* [EXERCISE INSTRUCTIONS]:
Print out the data below in full and exactly, skipping the pictures.

* [Entries from a dataset of interfaces]:
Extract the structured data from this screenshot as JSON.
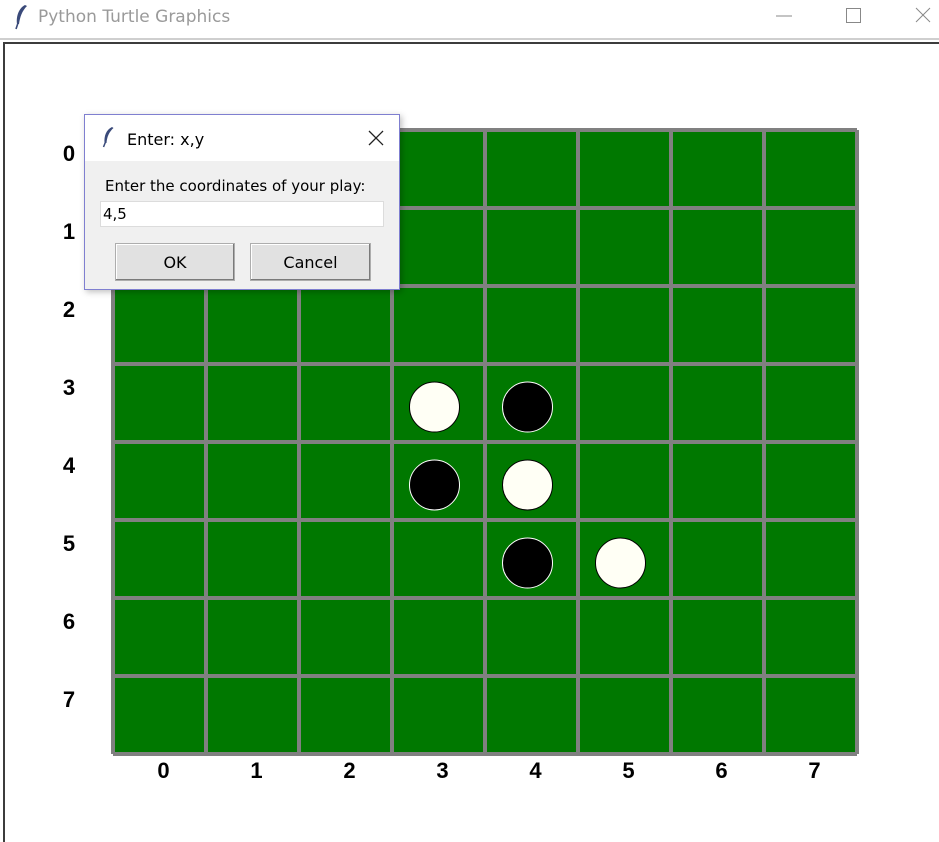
{
  "window": {
    "title": "Python Turtle Graphics",
    "icon": "feather-icon",
    "controls": [
      "minimize-icon",
      "maximize-icon",
      "close-icon"
    ]
  },
  "board": {
    "rows": 8,
    "cols": 8,
    "row_labels": [
      "0",
      "1",
      "2",
      "3",
      "4",
      "5",
      "6",
      "7"
    ],
    "col_labels": [
      "0",
      "1",
      "2",
      "3",
      "4",
      "5",
      "6",
      "7"
    ],
    "colors": {
      "felt": "#007800",
      "grid": "#808080",
      "black": "#000000",
      "white": "#fffff5"
    },
    "pieces": [
      {
        "row": 3,
        "col": 3,
        "color": "white"
      },
      {
        "row": 3,
        "col": 4,
        "color": "black"
      },
      {
        "row": 4,
        "col": 3,
        "color": "black"
      },
      {
        "row": 4,
        "col": 4,
        "color": "white"
      },
      {
        "row": 5,
        "col": 4,
        "color": "black"
      },
      {
        "row": 5,
        "col": 5,
        "color": "white"
      }
    ]
  },
  "dialog": {
    "title": "Enter: x,y",
    "prompt": "Enter the coordinates of your play:",
    "input_value": "4,5",
    "ok_label": "OK",
    "cancel_label": "Cancel"
  }
}
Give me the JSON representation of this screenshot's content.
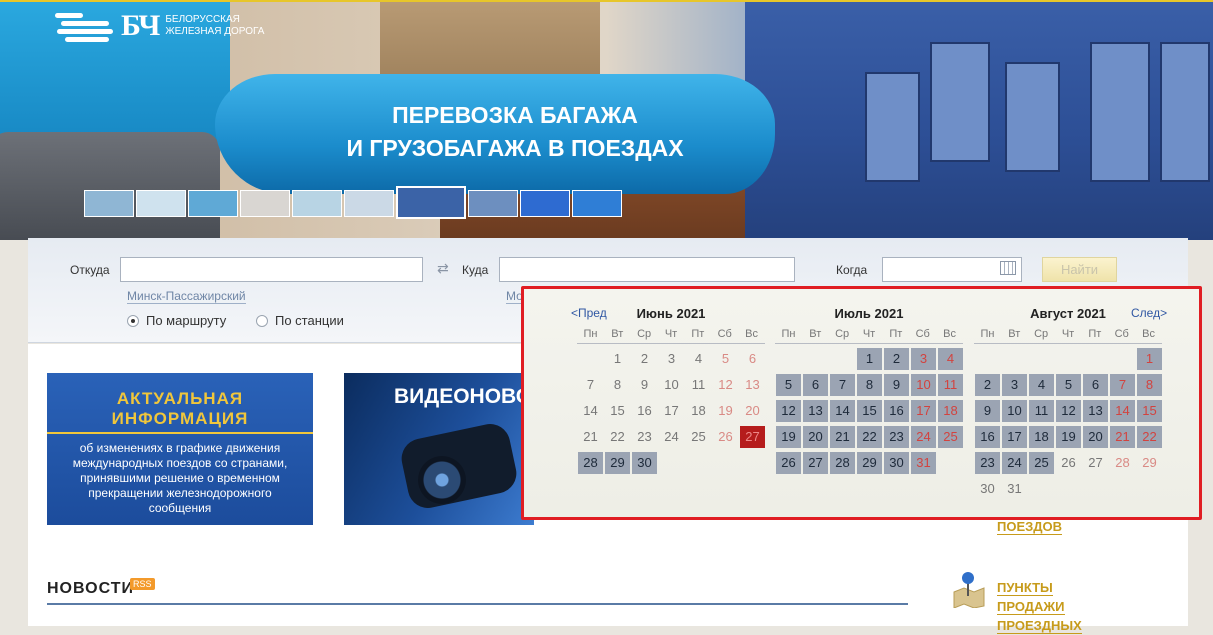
{
  "logo": {
    "abbr": "БЧ",
    "text": [
      "Белорусская",
      "железная дорога"
    ]
  },
  "banner": {
    "title_line1": "ПЕРЕВОЗКА БАГАЖА",
    "title_line2": "И ГРУЗОБАГАЖА В ПОЕЗДАХ",
    "thumbnail_colors": [
      "#8fb6d4",
      "#cfe2ee",
      "#5fa9d6",
      "#d9d6d2",
      "#b8d4e4",
      "#cbd9e6",
      "#3b63a7",
      "#6d8fbf",
      "#2e6bd1",
      "#2f7ed6"
    ]
  },
  "search": {
    "from_label": "Откуда",
    "to_label": "Куда",
    "when_label": "Когда",
    "from_value": "",
    "to_value": "",
    "date_value": "",
    "from_hint": "Минск-Пассажирский",
    "to_hint": "Мо",
    "find_button": "Найти",
    "radio_route": "По маршруту",
    "radio_station": "По станции"
  },
  "calendar": {
    "prev_label": "<Пред",
    "next_label": "След>",
    "weekdays": [
      "Пн",
      "Вт",
      "Ср",
      "Чт",
      "Пт",
      "Сб",
      "Вс"
    ],
    "months": [
      {
        "title": "Июнь 2021",
        "offset": 1,
        "days": 30,
        "available": [
          28,
          29,
          30
        ],
        "today": 27,
        "past_weekend_dim": true
      },
      {
        "title": "Июль 2021",
        "offset": 3,
        "days": 31,
        "available": [
          1,
          2,
          3,
          4,
          5,
          6,
          7,
          8,
          9,
          10,
          11,
          12,
          13,
          14,
          15,
          16,
          17,
          18,
          19,
          20,
          21,
          22,
          23,
          24,
          25,
          26,
          27,
          28,
          29,
          30,
          31
        ],
        "today": null,
        "past_weekend_dim": false
      },
      {
        "title": "Август 2021",
        "offset": 6,
        "days": 31,
        "available": [
          1,
          2,
          3,
          4,
          5,
          6,
          7,
          8,
          9,
          10,
          11,
          12,
          13,
          14,
          15,
          16,
          17,
          18,
          19,
          20,
          21,
          22,
          23,
          24,
          25
        ],
        "today": null,
        "past_weekend_dim": false
      }
    ]
  },
  "cards": {
    "info_header": "АКТУАЛЬНАЯ ИНФОРМАЦИЯ",
    "info_text": "об изменениях в графике движения международных поездов со странами, принявшими решение о временном прекращении железнодорожного сообщения",
    "video_title": "ВИДЕОНОВО"
  },
  "news": {
    "title": "НОВОСТИ",
    "rss": "RSS"
  },
  "sidebar": {
    "link_partial": "ПОЕЗДОВ",
    "sale_points": [
      "ПУНКТЫ",
      "ПРОДАЖИ",
      "ПРОЕЗДНЫХ"
    ]
  }
}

* [WRITTEN RESPONSE]:
Extract the structured data from this screenshot as JSON.
{
  "window": {
    "title": "Python Turtle Graphics",
    "icon": "feather-icon",
    "controls": [
      "minimize-icon",
      "maximize-icon",
      "close-icon"
    ]
  },
  "board": {
    "rows": 8,
    "cols": 8,
    "row_labels": [
      "0",
      "1",
      "2",
      "3",
      "4",
      "5",
      "6",
      "7"
    ],
    "col_labels": [
      "0",
      "1",
      "2",
      "3",
      "4",
      "5",
      "6",
      "7"
    ],
    "colors": {
      "felt": "#007800",
      "grid": "#808080",
      "black": "#000000",
      "white": "#fffff5"
    },
    "pieces": [
      {
        "row": 3,
        "col": 3,
        "color": "white"
      },
      {
        "row": 3,
        "col": 4,
        "color": "black"
      },
      {
        "row": 4,
        "col": 3,
        "color": "black"
      },
      {
        "row": 4,
        "col": 4,
        "color": "white"
      },
      {
        "row": 5,
        "col": 4,
        "color": "black"
      },
      {
        "row": 5,
        "col": 5,
        "color": "white"
      }
    ]
  },
  "dialog": {
    "title": "Enter: x,y",
    "prompt": "Enter the coordinates of your play:",
    "input_value": "4,5",
    "ok_label": "OK",
    "cancel_label": "Cancel"
  }
}
Give me the JSON representation of this screenshot's content.
{
  "logo": {
    "abbr": "БЧ",
    "text": [
      "Белорусская",
      "железная дорога"
    ]
  },
  "banner": {
    "title_line1": "ПЕРЕВОЗКА БАГАЖА",
    "title_line2": "И ГРУЗОБАГАЖА В ПОЕЗДАХ",
    "thumbnail_colors": [
      "#8fb6d4",
      "#cfe2ee",
      "#5fa9d6",
      "#d9d6d2",
      "#b8d4e4",
      "#cbd9e6",
      "#3b63a7",
      "#6d8fbf",
      "#2e6bd1",
      "#2f7ed6"
    ]
  },
  "search": {
    "from_label": "Откуда",
    "to_label": "Куда",
    "when_label": "Когда",
    "from_value": "",
    "to_value": "",
    "date_value": "",
    "from_hint": "Минск-Пассажирский",
    "to_hint": "Мо",
    "find_button": "Найти",
    "radio_route": "По маршруту",
    "radio_station": "По станции"
  },
  "calendar": {
    "prev_label": "<Пред",
    "next_label": "След>",
    "weekdays": [
      "Пн",
      "Вт",
      "Ср",
      "Чт",
      "Пт",
      "Сб",
      "Вс"
    ],
    "months": [
      {
        "title": "Июнь 2021",
        "offset": 1,
        "days": 30,
        "available": [
          28,
          29,
          30
        ],
        "today": 27,
        "past_weekend_dim": true
      },
      {
        "title": "Июль 2021",
        "offset": 3,
        "days": 31,
        "available": [
          1,
          2,
          3,
          4,
          5,
          6,
          7,
          8,
          9,
          10,
          11,
          12,
          13,
          14,
          15,
          16,
          17,
          18,
          19,
          20,
          21,
          22,
          23,
          24,
          25,
          26,
          27,
          28,
          29,
          30,
          31
        ],
        "today": null,
        "past_weekend_dim": false
      },
      {
        "title": "Август 2021",
        "offset": 6,
        "days": 31,
        "available": [
          1,
          2,
          3,
          4,
          5,
          6,
          7,
          8,
          9,
          10,
          11,
          12,
          13,
          14,
          15,
          16,
          17,
          18,
          19,
          20,
          21,
          22,
          23,
          24,
          25
        ],
        "today": null,
        "past_weekend_dim": false
      }
    ]
  },
  "cards": {
    "info_header": "АКТУАЛЬНАЯ ИНФОРМАЦИЯ",
    "info_text": "об изменениях в графике движения международных поездов со странами, принявшими решение о временном прекращении железнодорожного сообщения",
    "video_title": "ВИДЕОНОВО"
  },
  "news": {
    "title": "НОВОСТИ",
    "rss": "RSS"
  },
  "sidebar": {
    "link_partial": "ПОЕЗДОВ",
    "sale_points": [
      "ПУНКТЫ",
      "ПРОДАЖИ",
      "ПРОЕЗДНЫХ"
    ]
  }
}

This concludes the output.